I think that to write Macbeth off as twisted or just plain evil does a disservice to the depth of the character and the depth of human ambition. This man is a soldier, and he’s a damn good one. He dreams of honor and glory and has been faithfully serving a king for years, fighting his wars - civil wars, mind you - and defending his lands. The Scottish crown did not pass from father to son; instead, their process was almost more tribal. A council would be held and the leaders of the regions would meet and decide who should succeed, but Duncan is bringing English influence to Scotland. So when he names his son, Malcolm, as his heir to the throne, this would have been unheard of for the Scots. Macbeth has just been a major influence in winning a civil war for his king, so he believes he has a legitimate claim to be next in line for the crown. When he hears the prophecy of the Weird Sisters, it stirs his imagination, and admittedly, he does first think of killing the king in order to rise to power, but ultimately decides that if he doesn’t act he has just as great a chance to be named. It’s only when Duncan passes Macbeth over that he starts to resolve himself that blood being spilt might be the only way to achieve his goal. Then enter Lady M to stoke the fire burning in him, and from there we have the traffic of our stage.

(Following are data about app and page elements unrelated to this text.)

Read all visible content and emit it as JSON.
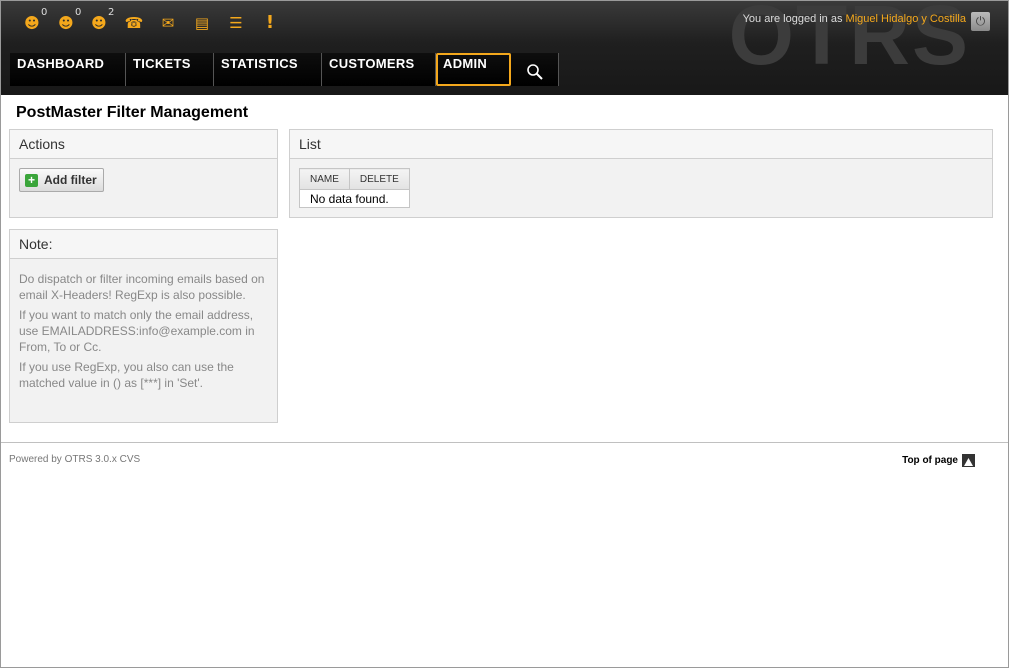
{
  "header": {
    "watermark": "OTRS",
    "login_text": "You are logged in as",
    "user_name": "Miguel Hidalgo y Costilla",
    "toolbar": [
      {
        "name": "locked-tickets-icon",
        "glyph": "☻",
        "count": "0"
      },
      {
        "name": "watched-tickets-icon",
        "glyph": "☻",
        "count": "0"
      },
      {
        "name": "responsible-tickets-icon",
        "glyph": "☻",
        "count": "2"
      },
      {
        "name": "new-phone-ticket-icon",
        "glyph": "☎",
        "count": ""
      },
      {
        "name": "new-email-ticket-icon",
        "glyph": "✉",
        "count": ""
      },
      {
        "name": "queue-view-icon",
        "glyph": "▤",
        "count": ""
      },
      {
        "name": "status-view-icon",
        "glyph": "☰",
        "count": ""
      },
      {
        "name": "escalation-view-icon",
        "glyph": "!",
        "count": ""
      }
    ],
    "nav": [
      {
        "label": "DASHBOARD",
        "width": 116
      },
      {
        "label": "TICKETS",
        "width": 88
      },
      {
        "label": "STATISTICS",
        "width": 108
      },
      {
        "label": "CUSTOMERS",
        "width": 114
      },
      {
        "label": "ADMIN",
        "width": 75,
        "active": true
      }
    ]
  },
  "main": {
    "title": "PostMaster Filter Management",
    "actions": {
      "heading": "Actions",
      "add_filter_label": "Add filter"
    },
    "list": {
      "heading": "List",
      "columns": [
        "NAME",
        "DELETE"
      ],
      "empty_text": "No data found."
    },
    "note": {
      "heading": "Note:",
      "paragraphs": [
        "Do dispatch or filter incoming emails based on email X-Headers! RegExp is also possible.",
        "If you want to match only the email address, use EMAILADDRESS:info@example.com in From, To or Cc.",
        "If you use RegExp, you also can use the matched value in () as [***] in 'Set'."
      ]
    }
  },
  "footer": {
    "powered_by": "Powered by OTRS 3.0.x CVS",
    "top_of_page": "Top of page"
  },
  "colors": {
    "accent": "#f4a81c",
    "header_bg": "#1f1f1f"
  }
}
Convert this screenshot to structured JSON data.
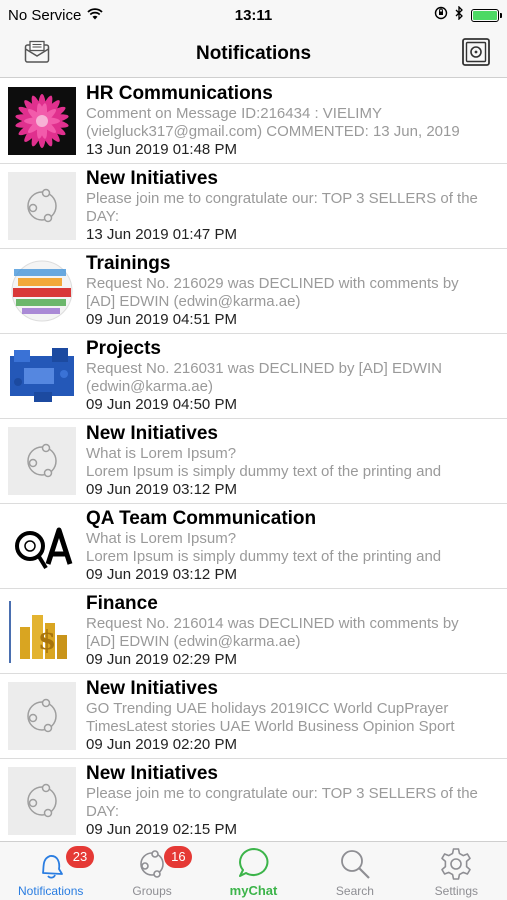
{
  "status": {
    "carrier": "No Service",
    "time": "13:11"
  },
  "nav": {
    "title": "Notifications",
    "left_icon": "inbox-icon",
    "right_icon": "safe-icon"
  },
  "notifications": [
    {
      "title": "HR Communications",
      "body": "Comment on Message ID:216434 : VIELIMY (vielgluck317@gmail.com) COMMENTED: 13 Jun, 2019",
      "date": "13 Jun 2019 01:48 PM",
      "thumb": "pink-flower-photo"
    },
    {
      "title": "New Initiatives",
      "body": " Please join me to congratulate our: TOP 3 SELLERS of the DAY:",
      "date": "13 Jun 2019 01:47 PM",
      "thumb": "share-icon"
    },
    {
      "title": "Trainings",
      "body": "Request No. 216029 was DECLINED with comments by [AD] EDWIN (edwin@karma.ae)",
      "date": "09 Jun 2019 04:51 PM",
      "thumb": "training-word-ball"
    },
    {
      "title": "Projects",
      "body": "Request No. 216031 was DECLINED by [AD] EDWIN (edwin@karma.ae)",
      "date": "09 Jun 2019 04:50 PM",
      "thumb": "puzzle-project-image"
    },
    {
      "title": "New Initiatives",
      "body": " What is Lorem Ipsum?\nLorem Ipsum is simply dummy text of the printing and",
      "date": "09 Jun 2019 03:12 PM",
      "thumb": "share-icon"
    },
    {
      "title": "QA Team Communication",
      "body": " What is Lorem Ipsum?\nLorem Ipsum is simply dummy text of the printing and",
      "date": "09 Jun 2019 03:12 PM",
      "thumb": "qa-logo"
    },
    {
      "title": "Finance",
      "body": "Request No. 216014 was DECLINED with comments by [AD] EDWIN (edwin@karma.ae)",
      "date": "09 Jun 2019 02:29 PM",
      "thumb": "gold-coins-image"
    },
    {
      "title": "New Initiatives",
      "body": "GO Trending UAE holidays 2019ICC World CupPrayer TimesLatest stories UAE World Business Opinion Sport",
      "date": "09 Jun 2019 02:20 PM",
      "thumb": "share-icon"
    },
    {
      "title": "New Initiatives",
      "body": " Please join me to congratulate our: TOP 3 SELLERS of the DAY:",
      "date": "09 Jun 2019 02:15 PM",
      "thumb": "share-icon"
    }
  ],
  "tabs": [
    {
      "label": "Notifications",
      "badge": "23",
      "icon": "bell-icon"
    },
    {
      "label": "Groups",
      "badge": "16",
      "icon": "groups-icon"
    },
    {
      "label": "myChat",
      "badge": "",
      "icon": "chat-bubble-icon"
    },
    {
      "label": "Search",
      "badge": "",
      "icon": "search-icon"
    },
    {
      "label": "Settings",
      "badge": "",
      "icon": "gear-icon"
    }
  ],
  "colors": {
    "active_tab": "#2a7de1",
    "chat_green": "#3cb44a",
    "badge": "#e53935",
    "battery": "#4cd964"
  }
}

Finally, I asked the couples to play the Newlywed Game. I asked them questions about their characters, and they had to answer for both themselves and their spouses.
SC: What is your/your partner’s favorite drink?
CS: Lady M’s is Cabernet Sauvignon; Macbeth’s is scotch.
JG: Scotch for me, Sauvignon Blanc for her.
SC: What is your/your partner’s favorite book?
CS: Macbeth’s is The Stranger by Camus. Lady Macbeth’s is Wuthering Heights by Emily Bronte.
JG: Macbeth enjoys The Once and Future King by T.H. White, and Lady M’s favorite is Outlander by Diana Gabaldon.
SC: Favorite song/band?
CS: Camille O’Sullivan for me, and The Talking Heads for Macbeth.
JG: Macbeth’s is ‘Let the Bodies Hit the Floor’ by Drowning Pool, and Lady Macbeth’s is ‘Chop Suey’ by System of a Down.
SC: Favorite place to travel?
CS: The Macbeths enjoy travelling to Iceland.
JG: Scone – for coronations.
SC: Worst habit?
CS: Macbeth has a tendency to second-guess himself, which undermines his own confidence and leads to indecisiveness. Lady Macbeth will purposely provoke Macbeth and push his buttons when she needs to in order to get what she wants.
JG: Lady Macbeth’s is sleepwalking. Macbeth’s is murder.
And with that, my summer adventures in blogging come to an end. It’s been such a pleasure writing for you guys this summer – thanks for hanging out with me! And be sure to buy your tickets to Macbeth and Dinner, open now!